» **EXERCISE**: Without including any pictures, copy each entry below exactly.

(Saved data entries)
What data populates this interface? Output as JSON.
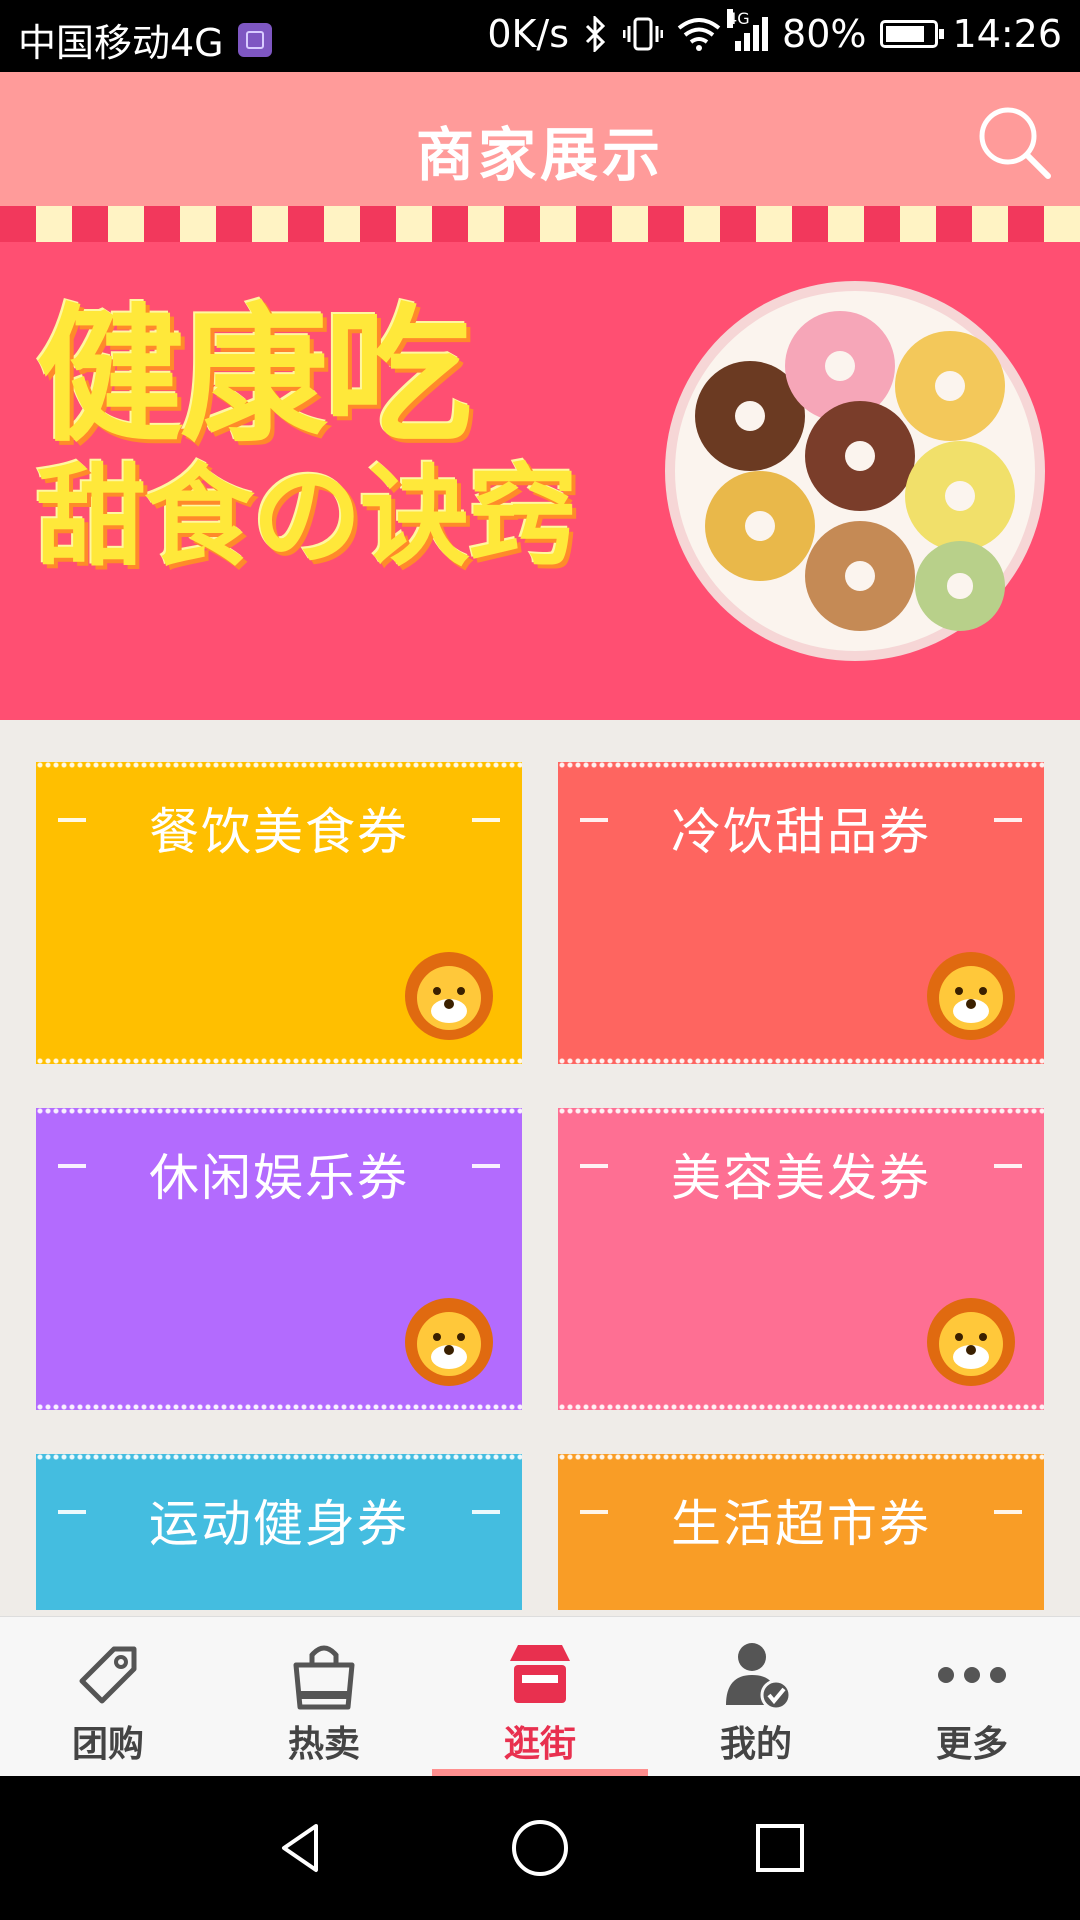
{
  "status_bar": {
    "carrier": "中国移动4G",
    "speed": "0K/s",
    "network_tag": "4G",
    "battery": "80%",
    "time": "14:26"
  },
  "header": {
    "title": "商家展示",
    "search_icon": "search-icon",
    "background_color": "#ff9b9a"
  },
  "banner": {
    "line1": "健康吃",
    "line2": "甜食の诀窍",
    "indicator_count": 1,
    "active_index": 0
  },
  "coupons": [
    {
      "label": "餐饮美食券",
      "color": "#ffbf00"
    },
    {
      "label": "冷饮甜品券",
      "color": "#fe6560"
    },
    {
      "label": "休闲娱乐券",
      "color": "#b36bfe"
    },
    {
      "label": "美容美发券",
      "color": "#fe6f93"
    },
    {
      "label": "运动健身券",
      "color": "#44bde0"
    },
    {
      "label": "生活超市券",
      "color": "#f99d26"
    }
  ],
  "tabs": [
    {
      "label": "团购",
      "icon": "tag-icon"
    },
    {
      "label": "热卖",
      "icon": "shopping-bag-icon"
    },
    {
      "label": "逛街",
      "icon": "storefront-icon",
      "active": true
    },
    {
      "label": "我的",
      "icon": "user-check-icon"
    },
    {
      "label": "更多",
      "icon": "more-dots-icon"
    }
  ],
  "colors": {
    "active_tab": "#e8304f",
    "accent": "#ff8f8f"
  }
}
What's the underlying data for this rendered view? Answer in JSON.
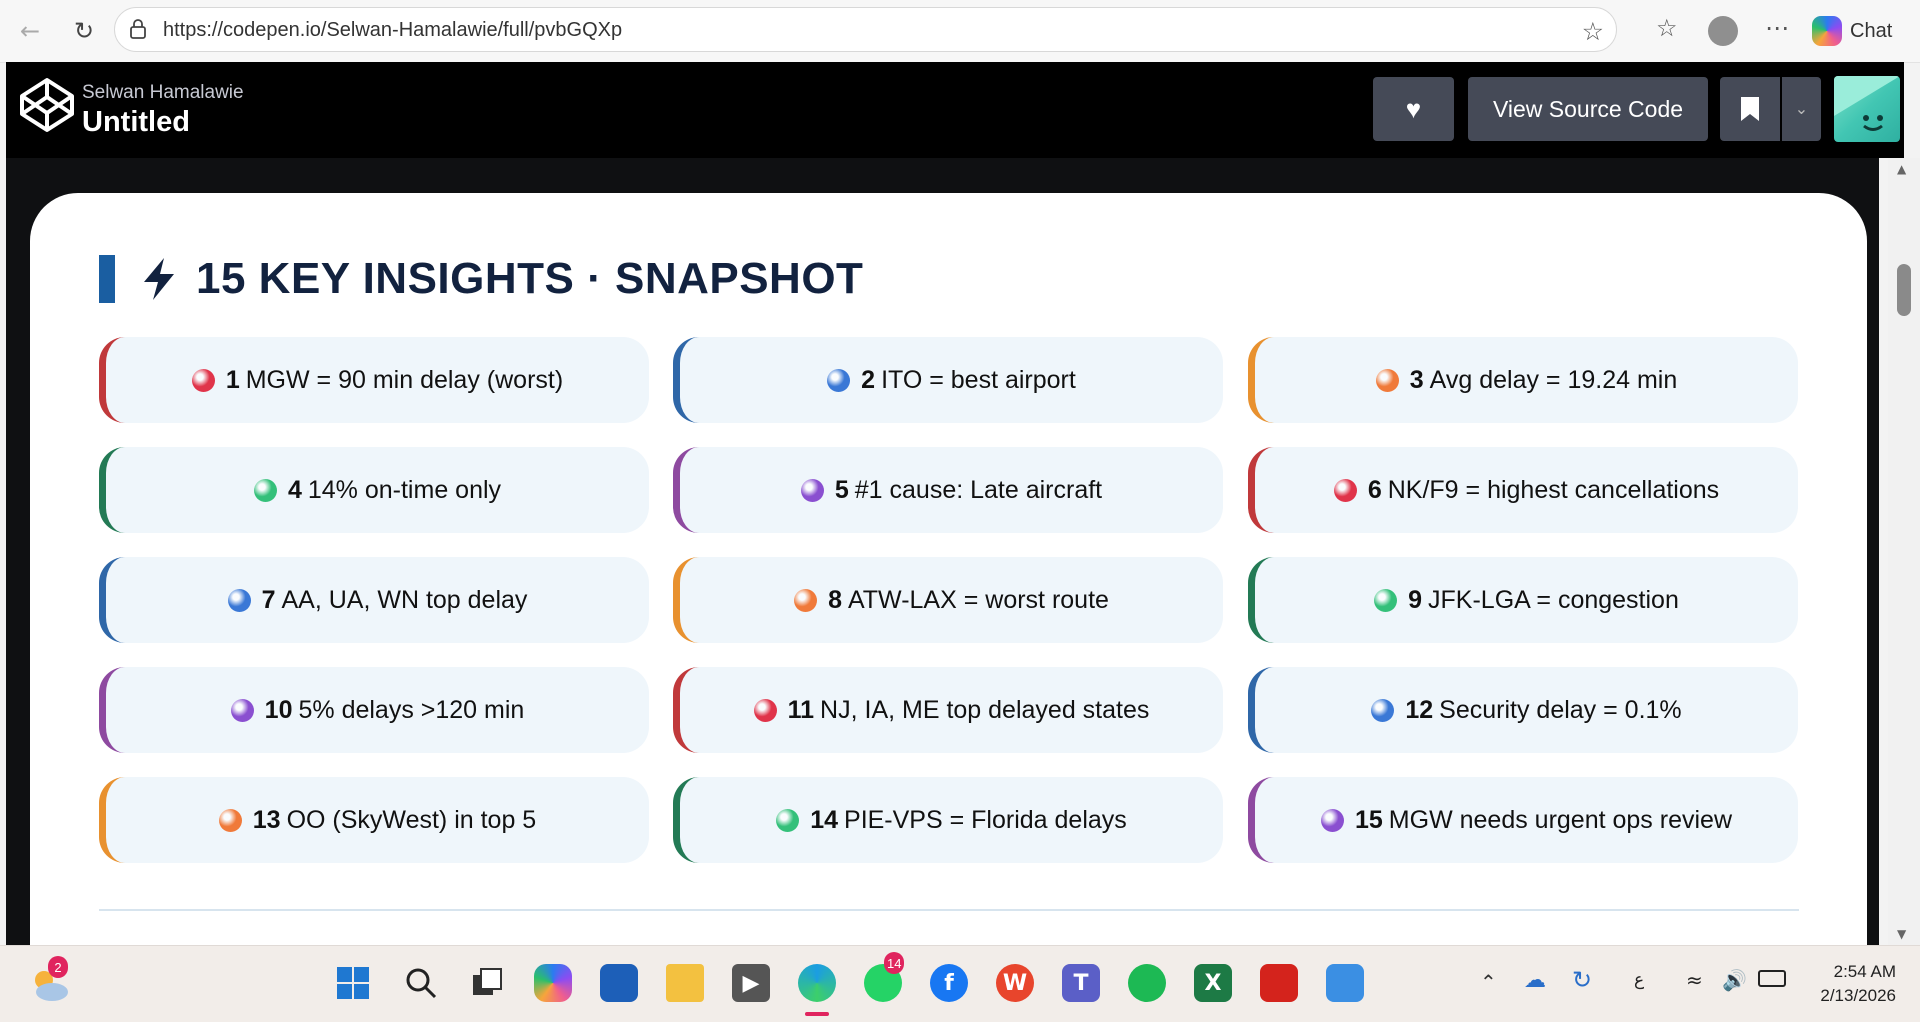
{
  "browser": {
    "url": "https://codepen.io/Selwan-Hamalawie/full/pvbGQXp",
    "chat_label": "Chat"
  },
  "codepen": {
    "author": "Selwan Hamalawie",
    "title": "Untitled",
    "view_source_label": "View Source Code"
  },
  "insights": {
    "heading": "15 KEY INSIGHTS · SNAPSHOT",
    "items": [
      {
        "num": "1",
        "text": "MGW = 90 min delay (worst)",
        "color": "#e0344a"
      },
      {
        "num": "2",
        "text": "ITO = best airport",
        "color": "#3a78d6"
      },
      {
        "num": "3",
        "text": "Avg delay = 19.24 min",
        "color": "#f07a3a"
      },
      {
        "num": "4",
        "text": "14% on-time only",
        "color": "#34c07a"
      },
      {
        "num": "5",
        "text": "#1 cause: Late aircraft",
        "color": "#8a4fd0"
      },
      {
        "num": "6",
        "text": "NK/F9 = highest cancellations",
        "color": "#e0344a"
      },
      {
        "num": "7",
        "text": "AA, UA, WN top delay",
        "color": "#3a78d6"
      },
      {
        "num": "8",
        "text": "ATW-LAX = worst route",
        "color": "#f07a3a"
      },
      {
        "num": "9",
        "text": "JFK-LGA = congestion",
        "color": "#34c07a"
      },
      {
        "num": "10",
        "text": "5% delays >120 min",
        "color": "#8a4fd0"
      },
      {
        "num": "11",
        "text": "NJ, IA, ME top delayed states",
        "color": "#e0344a"
      },
      {
        "num": "12",
        "text": "Security delay = 0.1%",
        "color": "#3a78d6"
      },
      {
        "num": "13",
        "text": "OO (SkyWest) in top 5",
        "color": "#f07a3a"
      },
      {
        "num": "14",
        "text": "PIE-VPS = Florida delays",
        "color": "#34c07a"
      },
      {
        "num": "15",
        "text": "MGW needs urgent ops review",
        "color": "#8a4fd0"
      }
    ],
    "border_colors": [
      "#c0393b",
      "#2f67a8",
      "#e8912f",
      "#237a55",
      "#8e4aa0"
    ]
  },
  "taskbar": {
    "weather_badge": "2",
    "whatsapp_badge": "14",
    "time": "2:54 AM",
    "date": "2/13/2026",
    "lang": "ع"
  }
}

» **TASK RESPONSE**:
What data populates this interface? Output as JSON.
{
  "status_bar": {
    "carrier": "中国移动4G",
    "speed": "0K/s",
    "network_tag": "4G",
    "battery": "80%",
    "time": "14:26"
  },
  "header": {
    "title": "商家展示",
    "search_icon": "search-icon",
    "background_color": "#ff9b9a"
  },
  "banner": {
    "line1": "健康吃",
    "line2": "甜食の诀窍",
    "indicator_count": 1,
    "active_index": 0
  },
  "coupons": [
    {
      "label": "餐饮美食券",
      "color": "#ffbf00"
    },
    {
      "label": "冷饮甜品券",
      "color": "#fe6560"
    },
    {
      "label": "休闲娱乐券",
      "color": "#b36bfe"
    },
    {
      "label": "美容美发券",
      "color": "#fe6f93"
    },
    {
      "label": "运动健身券",
      "color": "#44bde0"
    },
    {
      "label": "生活超市券",
      "color": "#f99d26"
    }
  ],
  "tabs": [
    {
      "label": "团购",
      "icon": "tag-icon"
    },
    {
      "label": "热卖",
      "icon": "shopping-bag-icon"
    },
    {
      "label": "逛街",
      "icon": "storefront-icon",
      "active": true
    },
    {
      "label": "我的",
      "icon": "user-check-icon"
    },
    {
      "label": "更多",
      "icon": "more-dots-icon"
    }
  ],
  "colors": {
    "active_tab": "#e8304f",
    "accent": "#ff8f8f"
  }
}
What's the underlying data for this rendered view? Answer in JSON.
{
  "browser": {
    "url": "https://codepen.io/Selwan-Hamalawie/full/pvbGQXp",
    "chat_label": "Chat"
  },
  "codepen": {
    "author": "Selwan Hamalawie",
    "title": "Untitled",
    "view_source_label": "View Source Code"
  },
  "insights": {
    "heading": "15 KEY INSIGHTS · SNAPSHOT",
    "items": [
      {
        "num": "1",
        "text": "MGW = 90 min delay (worst)",
        "color": "#e0344a"
      },
      {
        "num": "2",
        "text": "ITO = best airport",
        "color": "#3a78d6"
      },
      {
        "num": "3",
        "text": "Avg delay = 19.24 min",
        "color": "#f07a3a"
      },
      {
        "num": "4",
        "text": "14% on-time only",
        "color": "#34c07a"
      },
      {
        "num": "5",
        "text": "#1 cause: Late aircraft",
        "color": "#8a4fd0"
      },
      {
        "num": "6",
        "text": "NK/F9 = highest cancellations",
        "color": "#e0344a"
      },
      {
        "num": "7",
        "text": "AA, UA, WN top delay",
        "color": "#3a78d6"
      },
      {
        "num": "8",
        "text": "ATW-LAX = worst route",
        "color": "#f07a3a"
      },
      {
        "num": "9",
        "text": "JFK-LGA = congestion",
        "color": "#34c07a"
      },
      {
        "num": "10",
        "text": "5% delays >120 min",
        "color": "#8a4fd0"
      },
      {
        "num": "11",
        "text": "NJ, IA, ME top delayed states",
        "color": "#e0344a"
      },
      {
        "num": "12",
        "text": "Security delay = 0.1%",
        "color": "#3a78d6"
      },
      {
        "num": "13",
        "text": "OO (SkyWest) in top 5",
        "color": "#f07a3a"
      },
      {
        "num": "14",
        "text": "PIE-VPS = Florida delays",
        "color": "#34c07a"
      },
      {
        "num": "15",
        "text": "MGW needs urgent ops review",
        "color": "#8a4fd0"
      }
    ],
    "border_colors": [
      "#c0393b",
      "#2f67a8",
      "#e8912f",
      "#237a55",
      "#8e4aa0"
    ]
  },
  "taskbar": {
    "weather_badge": "2",
    "whatsapp_badge": "14",
    "time": "2:54 AM",
    "date": "2/13/2026",
    "lang": "ع"
  }
}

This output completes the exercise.